While most of my files synced automatically through iCloud, I uploaded my school readings onto iBooks (in one swift airdrop I must add), and I’m so glad I did, because I soon had to separate from my beloved WiFi connection.
I use a really tiny backpack that is kind of impractical for all the things I carry, but I had absolutely no problem fitting the iPad in my bag. Not to mention, it feels like a feather in comparison to my laptop. (And I don’t have to give up my ridiculous backpack!)
Going to visit my parents takes about an hour on transit, which is too long for me to simply stare out the window. Thanks to this little gem being so quiet and unobtrusive, I had no shame in taking it out on public transit to actually do something productive (hey, catching up on Netflix is considered productive for some).
The new iOS 11 update has a split screen option that has made multitasking extremely easy. On transit, I had my school reading open on the left, and a notepad on the right. And by the end of the round trip, I finished both the reading and my response – no flipping back and forth necessary.
Maybe this seems obvious, but I gasped when I successfully copied and pasted something using the external keyboard.
It’s a little tricky to adjust to at first, but it eventually felt just as efficient as using a mouse. In fact, I’d much rather use my finger or an Apple Pencil to avoid the nasty hand cramps I sometimes get with a mouse.
Unlike a laptop that needs a charger every other hour, I went a few days without charging the iPad Pro. So this is what freedom feels like.
I downloaded an app called Notability that allows me to import PDFs that I can type and draw all over. In class, my teacher drew a diagram on the board – and let me tell you, out of everyone on their computer, I’m the only one that had that drawing to refer back to in my notes.
I never use Siri on my MacBook because I’ve always been underwhelmed by its speed and capabilities. However, Siri on the iPad is speedy and actually really helpful.
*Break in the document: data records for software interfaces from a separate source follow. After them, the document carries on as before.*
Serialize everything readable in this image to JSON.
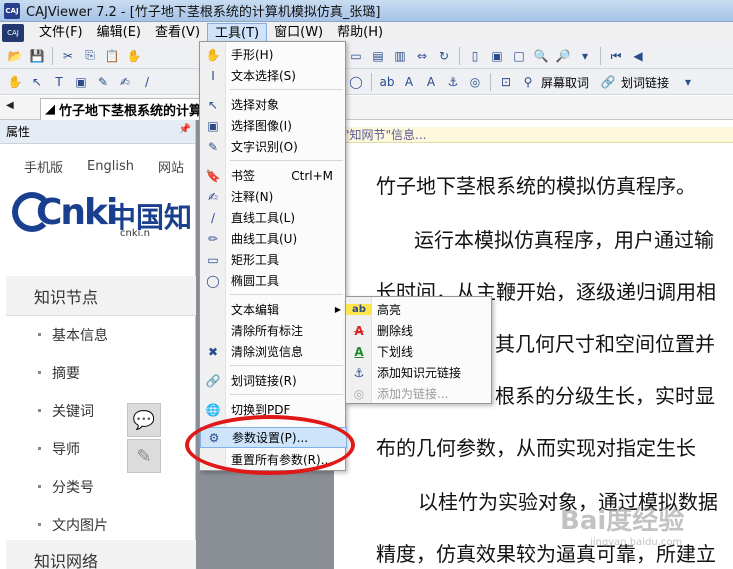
{
  "title_bar": {
    "app_icon_text": "CAJ",
    "title": "CAJViewer 7.2 - [竹子地下茎根系统的计算机模拟仿真_张璐]"
  },
  "menu_bar": {
    "logo_text": "CAJ",
    "items": [
      "文件(F)",
      "编辑(E)",
      "查看(V)",
      "工具(T)",
      "窗口(W)",
      "帮助(H)"
    ],
    "active_index": 3
  },
  "toolbar2": {
    "screen_pick_label": "屏幕取词",
    "word_link_label": "划词链接"
  },
  "tab": {
    "doc_title": "竹子地下茎根系统的计算"
  },
  "left_panel": {
    "header": "属性",
    "site_nav": [
      "手机版",
      "English",
      "网站"
    ],
    "logo_text": "Cnki",
    "logo_zh": "中国知",
    "logo_url": "cnki.n",
    "section1": "知识节点",
    "items": [
      "基本信息",
      "摘要",
      "关键词",
      "导师",
      "分类号",
      "文内图片"
    ],
    "section2": "知识网络"
  },
  "doc": {
    "infobar": "\"知网节\"信息...",
    "lines": [
      "竹子地下茎根系统的模拟仿真程序。",
      "运行本模拟仿真程序，用户通过输",
      "长时间，从主鞭开始，逐级递归调用相",
      "其几何尺寸和空间位置并",
      "根系的分级生长，实时显",
      "布的几何参数，从而实现对指定生长",
      "以桂竹为实验对象，通过模拟数据",
      "精度，仿真效果较为逼真可靠，所建立"
    ]
  },
  "tools_menu": {
    "items": [
      {
        "icon": "✋",
        "label": "手形(H)",
        "shortcut": ""
      },
      {
        "icon": "",
        "label": "文本选择(S)",
        "shortcut": ""
      },
      {
        "icon": "↖",
        "label": "选择对象",
        "shortcut": ""
      },
      {
        "icon": "▣",
        "label": "选择图像(I)",
        "shortcut": ""
      },
      {
        "icon": "✎",
        "label": "文字识别(O)",
        "shortcut": ""
      },
      {
        "icon": "🔖",
        "label": "书签",
        "shortcut": "Ctrl+M"
      },
      {
        "icon": "✍",
        "label": "注释(N)",
        "shortcut": ""
      },
      {
        "icon": "/",
        "label": "直线工具(L)",
        "shortcut": ""
      },
      {
        "icon": "✏",
        "label": "曲线工具(U)",
        "shortcut": ""
      },
      {
        "icon": "▭",
        "label": "矩形工具",
        "shortcut": ""
      },
      {
        "icon": "◯",
        "label": "椭圆工具",
        "shortcut": ""
      },
      {
        "icon": "",
        "label": "文本编辑",
        "shortcut": ""
      },
      {
        "icon": "",
        "label": "清除所有标注",
        "shortcut": ""
      },
      {
        "icon": "✖",
        "label": "清除浏览信息",
        "shortcut": ""
      },
      {
        "icon": "🔗",
        "label": "划词链接(R)",
        "shortcut": ""
      },
      {
        "icon": "🌐",
        "label": "切换到PDF",
        "shortcut": ""
      },
      {
        "icon": "⚙",
        "label": "参数设置(P)...",
        "shortcut": ""
      },
      {
        "icon": "",
        "label": "重置所有参数(R)...",
        "shortcut": ""
      }
    ]
  },
  "text_edit_submenu": {
    "items": [
      {
        "icon": "ab",
        "label": "高亮",
        "disabled": false
      },
      {
        "icon": "A",
        "label": "删除线",
        "disabled": false
      },
      {
        "icon": "A",
        "label": "下划线",
        "disabled": false
      },
      {
        "icon": "⚓",
        "label": "添加知识元链接",
        "disabled": false
      },
      {
        "icon": "◎",
        "label": "添加为链接...",
        "disabled": true
      }
    ]
  },
  "watermark": {
    "text": "Bai度经验",
    "sub": "jingyan.baidu.com"
  },
  "colors": {
    "highlight_red": "#e01818",
    "menu_highlight": "#cde4fb"
  }
}
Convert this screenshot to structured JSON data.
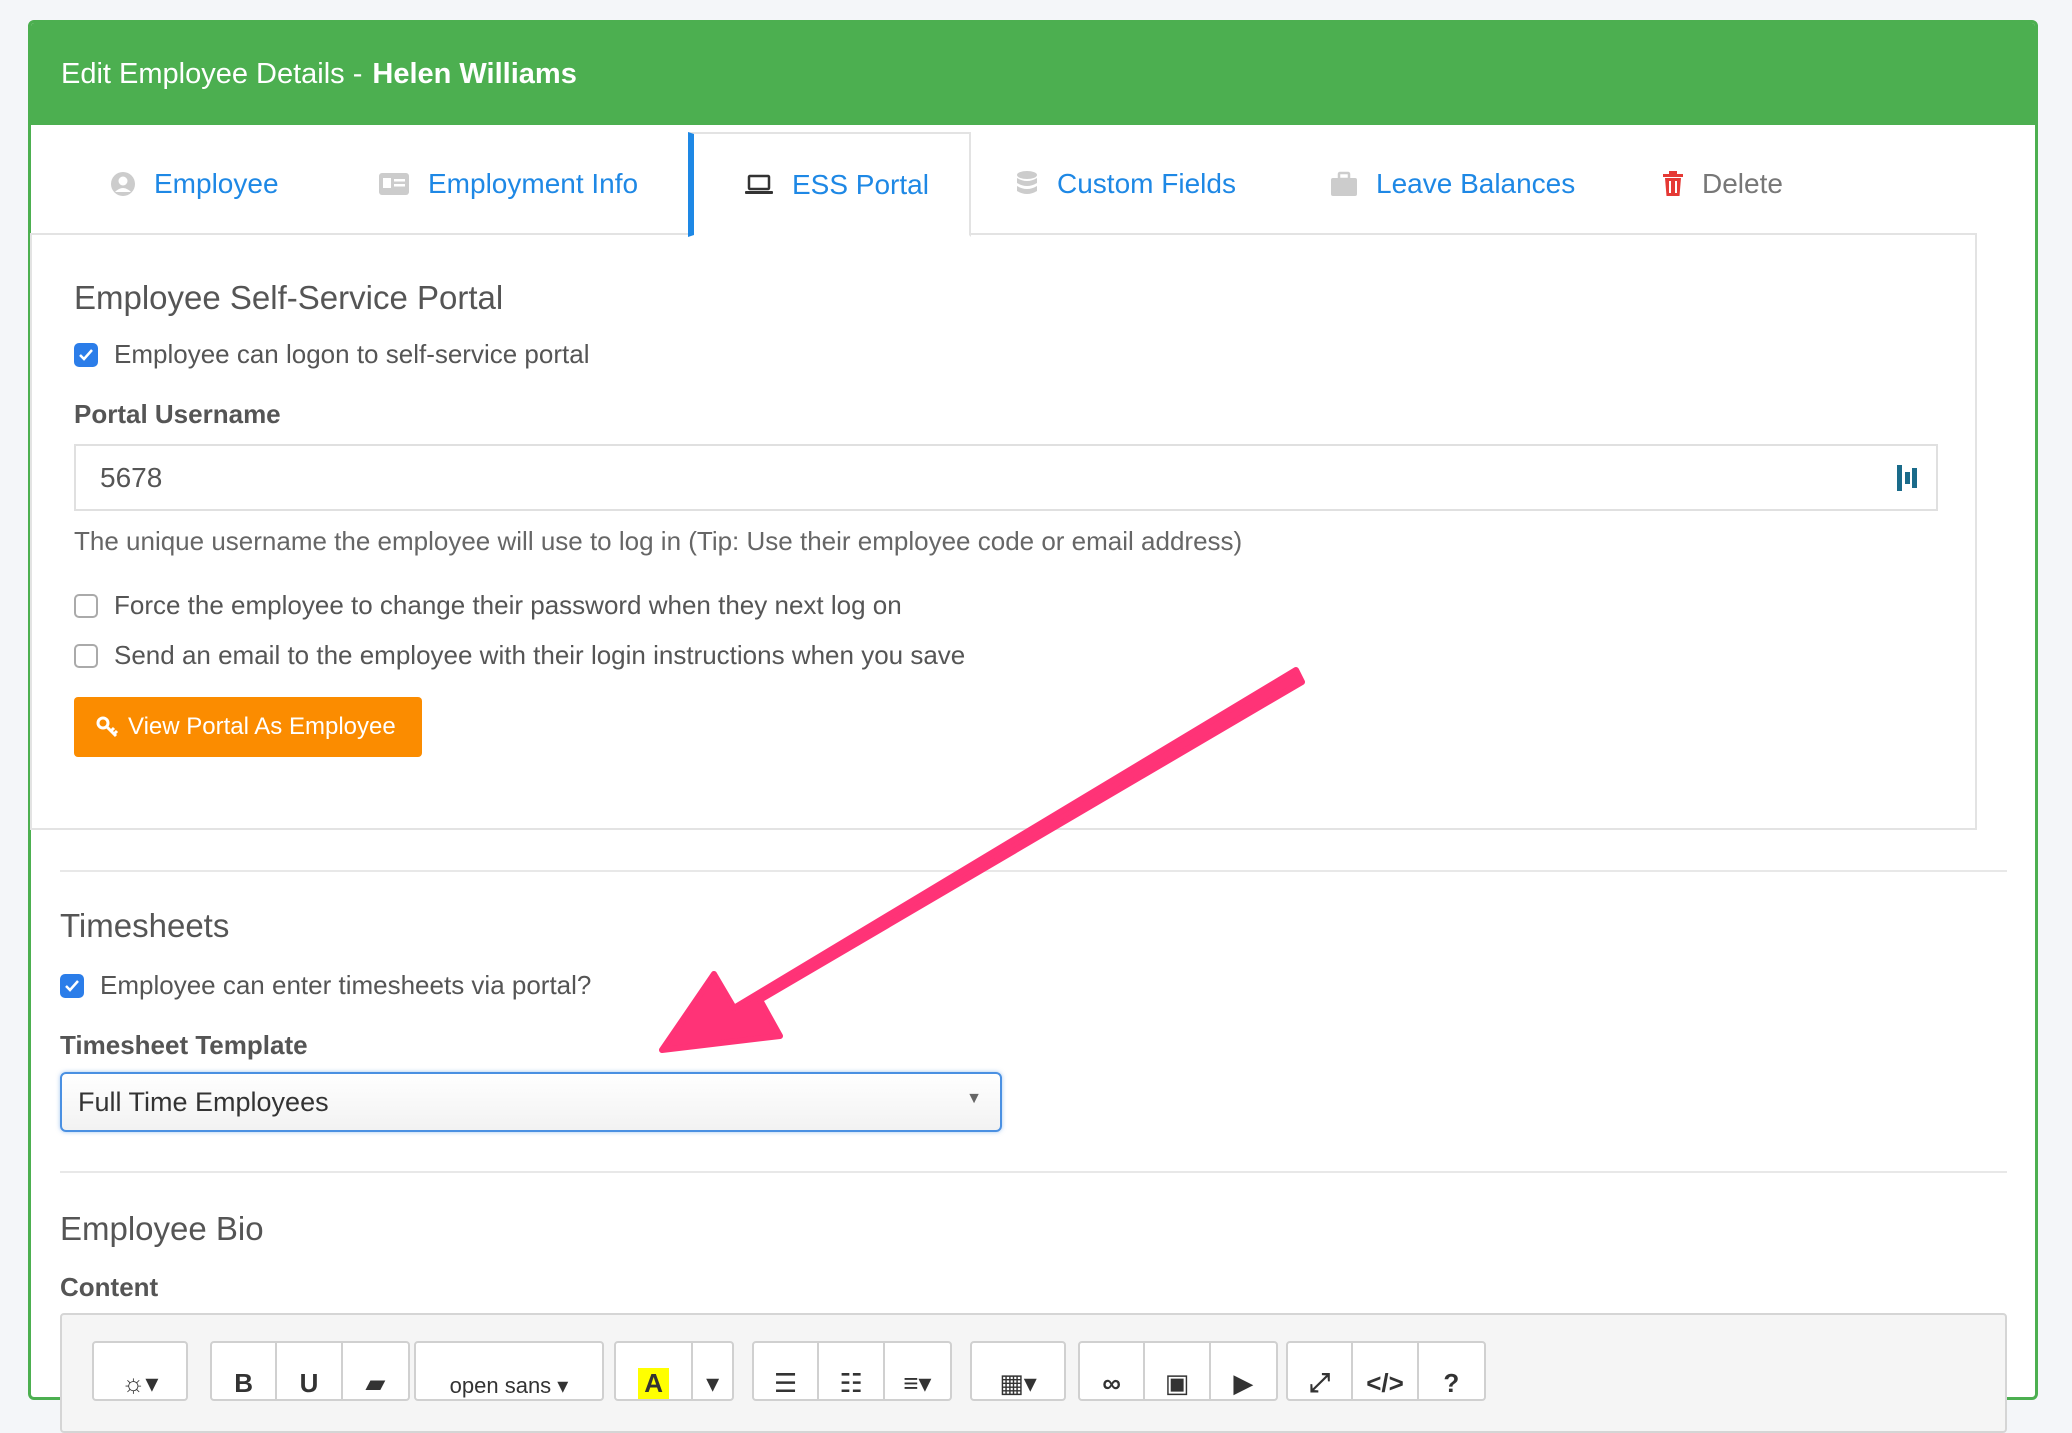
{
  "header": {
    "prefix": "Edit Employee Details - ",
    "employee_name": "Helen Williams"
  },
  "tabs": [
    {
      "label": "Employee"
    },
    {
      "label": "Employment Info"
    },
    {
      "label": "ESS Portal"
    },
    {
      "label": "Custom Fields"
    },
    {
      "label": "Leave Balances"
    },
    {
      "label": "Delete"
    }
  ],
  "ess": {
    "title": "Employee Self-Service Portal",
    "can_logon_label": "Employee can logon to self-service portal",
    "can_logon_checked": true,
    "username_label": "Portal Username",
    "username_value": "5678",
    "username_help": "The unique username the employee will use to log in (Tip: Use their employee code or email address)",
    "force_change_label": "Force the employee to change their password when they next log on",
    "send_email_label": "Send an email to the employee with their login instructions when you save",
    "view_portal_button": "View Portal As Employee"
  },
  "timesheets": {
    "title": "Timesheets",
    "enter_via_portal_label": "Employee can enter timesheets via portal?",
    "enter_via_portal_checked": true,
    "template_label": "Timesheet Template",
    "template_selected": "Full Time Employees"
  },
  "bio": {
    "title": "Employee Bio",
    "content_label": "Content",
    "toolbar": {
      "bold": "B",
      "underline": "U",
      "font_name": "open sans",
      "help": "?"
    }
  },
  "colors": {
    "header_green": "#4caf50",
    "tab_blue": "#1e88e5",
    "button_orange": "#fb8c00",
    "checkbox_blue": "#2b7de9",
    "annotation_arrow": "#ff3377",
    "delete_red": "#e53935"
  }
}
While using my iPad to look at a recipe, I used Siri to convert a measurement, start a timer, and turn on my favourite song while my hands were messy.
I require a lot of precision in my drawing so a slippery stylus is kind of annoying. Luckily, I simply popped an old pen grip on the Apple Pencil and got myself an anti-glare screen protector – and I swear it’s just like drawing on a piece of paper.
I could definitely replace my laptop with an iPad Pro if all I was doing was reading, writing, and browsing the internet, but I still need my laptop to access my Adobe programs.
With that said, I still use the iPad Pro for design work with an amazing app called Astropad. The app takes your computer screen and puts it on your iPad, which makes super easy for me to zoom in and draw precise lines in Photoshop. Believe it or not, I actually replaced my Wacom drawing tablet with an iPad Pro because of this app.